Opinion/Pisciotta: The Criminalization of Mental Illness

By Laurie-Marie Pisciotta
Published 3:24 p.m. ET Dec. 6, 2020


Laurie-Marie Pisciotta is the executive director of the Mental Health Association of Rhode Island.


This holiday season, many families are missing loved ones who are incarcerated for the crime of having an untreated serious mental illness. In Rhode Island, 15% to 20% of inmates have schizophrenia, schizo-affective disorder, major depressive disorder, bipolar disorder, brief psychotic disorder and substance use disorder.


Mental illness itself is not predictive of criminal behavior. In fact, it increases the likelihood of being victimized. Many of the 400+ inmates with mental illness at the ACI lack permanent housing and support options and were left to live on the streets. Untreated, symptoms of mental illness led them into the criminal justice system. Most are incarcerated for minor offenses or probation violations like missing an appointment.


The ACI is now Rhode Island’s largest “psychiatric institution,” and we all pay the price. According to the R.I. Department of Corrections, the annual cost to incarcerate one woman is $120,000 and $195,000 for a man in high security. Incarcerated adults have a higher-thanaverage prevalence of chronic conditions, infectious diseases, and mental illness. Medicaid and Medicare do not cover treatment for inmates; the cost of general health care, behavioral health care and medications falls to the state.


It costs more to house an inmate with mental illness compared to other prisoners. They tend to stay longer and need additional services. Their disability makes it harder for them to conform to prison rules, often resulting in being sent to isolation, which is debilitating and more expensive than living in the general population. About 50% of all inmate suicides are committed by inmates with serious mental illness.


Prisons are not the place to treat mental illness. So how did this happen?


The deinstitutionalization of people with disabilities began 60 years ago when many of the country’s asylums closed due to inhumane conditions or costs.
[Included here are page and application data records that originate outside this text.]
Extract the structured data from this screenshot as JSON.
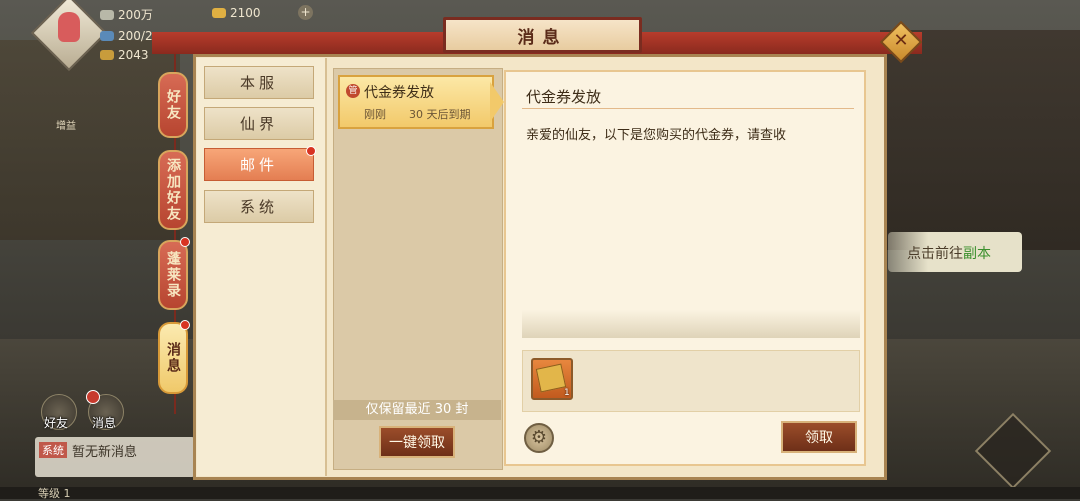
{
  "hud": {
    "silver": "200万",
    "gold": "2100",
    "stamina": "200/2",
    "coins": "2043",
    "buff_label": "增益"
  },
  "dialog": {
    "title": "消息",
    "close_icon": "close-icon"
  },
  "side_tabs": [
    {
      "label": "好友",
      "active": false,
      "badge": false
    },
    {
      "label": "添加好友",
      "active": false,
      "badge": false
    },
    {
      "label": "蓬莱录",
      "active": false,
      "badge": true
    },
    {
      "label": "消息",
      "active": true,
      "badge": true
    }
  ],
  "categories": [
    {
      "label": "本服",
      "active": false,
      "badge": false
    },
    {
      "label": "仙界",
      "active": false,
      "badge": false
    },
    {
      "label": "邮件",
      "active": true,
      "badge": true
    },
    {
      "label": "系统",
      "active": false,
      "badge": false
    }
  ],
  "mail_list": {
    "items": [
      {
        "icon": "管",
        "title": "代金券发放",
        "time": "刚刚",
        "expire": "30 天后到期"
      }
    ],
    "keep_note": "仅保留最近 30 封",
    "claim_all_label": "一键领取"
  },
  "detail": {
    "title": "代金券发放",
    "body": "亲爱的仙友，以下是您购买的代金券，请查收",
    "attachment_count": "1",
    "claim_label": "领取"
  },
  "chat": {
    "friends_label": "好友",
    "messages_label": "消息",
    "tag": "系统",
    "text": "暂无新消息"
  },
  "quest": {
    "prefix": "点击前往",
    "highlight": "副本"
  },
  "level": "等级 1",
  "colors": {
    "accent_red": "#b73c2c",
    "gold": "#f2c96a",
    "active_category": "#e47e52",
    "button_brown": "#6e2f18"
  }
}
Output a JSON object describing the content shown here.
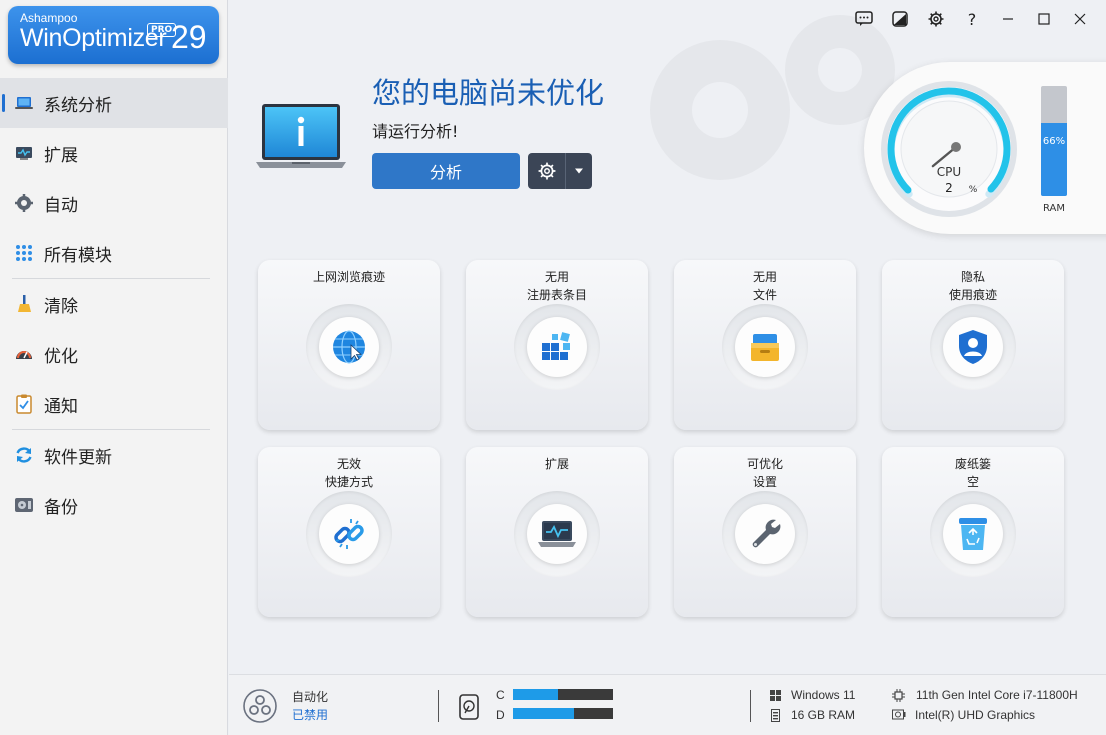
{
  "app": {
    "brand": "Ashampoo",
    "product": "WinOptimizer",
    "edition": "PRO",
    "version": "29"
  },
  "titlebar": {
    "feedback_icon": "feedback-icon",
    "skin_icon": "theme-icon",
    "settings_icon": "gear-icon",
    "help_label": "?",
    "minimize_label": "—",
    "maximize_label": "☐",
    "close_label": "✕"
  },
  "sidebar": {
    "items": [
      {
        "label": "系统分析",
        "icon": "laptop-icon"
      },
      {
        "label": "扩展",
        "icon": "monitor-pulse-icon"
      },
      {
        "label": "自动",
        "icon": "auto-gear-icon"
      },
      {
        "label": "所有模块",
        "icon": "grid-icon"
      },
      {
        "label": "清除",
        "icon": "broom-icon"
      },
      {
        "label": "优化",
        "icon": "speedometer-icon"
      },
      {
        "label": "通知",
        "icon": "clipboard-icon"
      },
      {
        "label": "软件更新",
        "icon": "refresh-icon"
      },
      {
        "label": "备份",
        "icon": "backup-drive-icon"
      }
    ]
  },
  "hero": {
    "title": "您的电脑尚未优化",
    "subtitle": "请运行分析!",
    "analyze_label": "分析"
  },
  "gauges": {
    "cpu_label": "CPU",
    "cpu_value": "2",
    "cpu_unit": "%",
    "ram_label": "RAM",
    "ram_percent_text": "66%",
    "ram_percent": 66,
    "cpu_percent": 2
  },
  "tiles": [
    {
      "label": "上网浏览痕迹",
      "icon": "globe-cursor-icon"
    },
    {
      "label": "无用\n注册表条目",
      "icon": "registry-blocks-icon"
    },
    {
      "label": "无用\n文件",
      "icon": "file-drawer-icon"
    },
    {
      "label": "隐私\n使用痕迹",
      "icon": "privacy-shield-icon"
    },
    {
      "label": "无效\n快捷方式",
      "icon": "broken-link-icon"
    },
    {
      "label": "扩展",
      "icon": "laptop-pulse-icon"
    },
    {
      "label": "可优化\n设置",
      "icon": "wrench-icon"
    },
    {
      "label": "废纸篓\n空",
      "icon": "recycle-bin-icon"
    }
  ],
  "footer": {
    "automation_label": "自动化",
    "automation_status": "已禁用",
    "drives": [
      {
        "letter": "C",
        "fill": 0.45
      },
      {
        "letter": "D",
        "fill": 0.61
      }
    ],
    "os": "Windows 11",
    "ram": "16 GB RAM",
    "cpu": "11th Gen Intel Core i7-11800H",
    "gpu": "Intel(R) UHD Graphics"
  },
  "colors": {
    "accent": "#1f6fd1",
    "title_blue": "#1a5fb4",
    "button_blue": "#2f77c8",
    "drive_fill": "#1e9be8",
    "ram_fill": "#2e8fe6",
    "gauge_cyan": "#22c3ea"
  }
}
In 1962, Rhode Island established community mental health centers (CMHCs). Communities that developed CMHCs and raised money at the local level received matching funds from the state. Three thousand patients left the R.I. Institute of Mental Health (IMH) and received treatment at CMHCs.


Deinstitutionalization generated the need for increased programs and services, especially group homes, which provide wrap-around services and supports. Thus, the R.I. Department of Mental Health Retardation and Hospitals and the CMHCs engaged in a “Transfer Contract Program,” which allowed funding to follow the patient from the IMH into the community.


In the 1980s and 1990s, Rhode Island’s mental-health-care system was considered one of the best in the country. Gradually, however, decision-makers closed most of our state psych hospitals without continued investment in housing options and community supports. Along with the “war on drugs,” this contributed to moving many of our most vulnerable mentally ill citizens into prison, denying them the freedom to live and work in the community with accommodations like any other person with a disability as mandated by the Americans With Disabilities Act (ADA).


While court diversion and crisis intervention training for police officers are important, they do not address the root of the problem: lack of housing with support services. Los Angeles’ court diversion program for people with mental illness includes supportive housing. In addition to improving patient outcomes, it saves money. Jail costs almost five times more than supportive housing.


It’s not just about group homes for those who cannot live on their own. States trying to comply with the ADA must also tend to their affordable housing stock. Most people with serious mental illness who do not work live on SSI/SSDI benefits. That makes finding affordable housing nearly impossible for people with disabilities, putting them at risk for homelessness and institutionalization.


We need an Olmstead Plan to identify individuals at risk of institutionalization, set goals for the development of housing options and community supports, and put the necessary funding
strategies in place.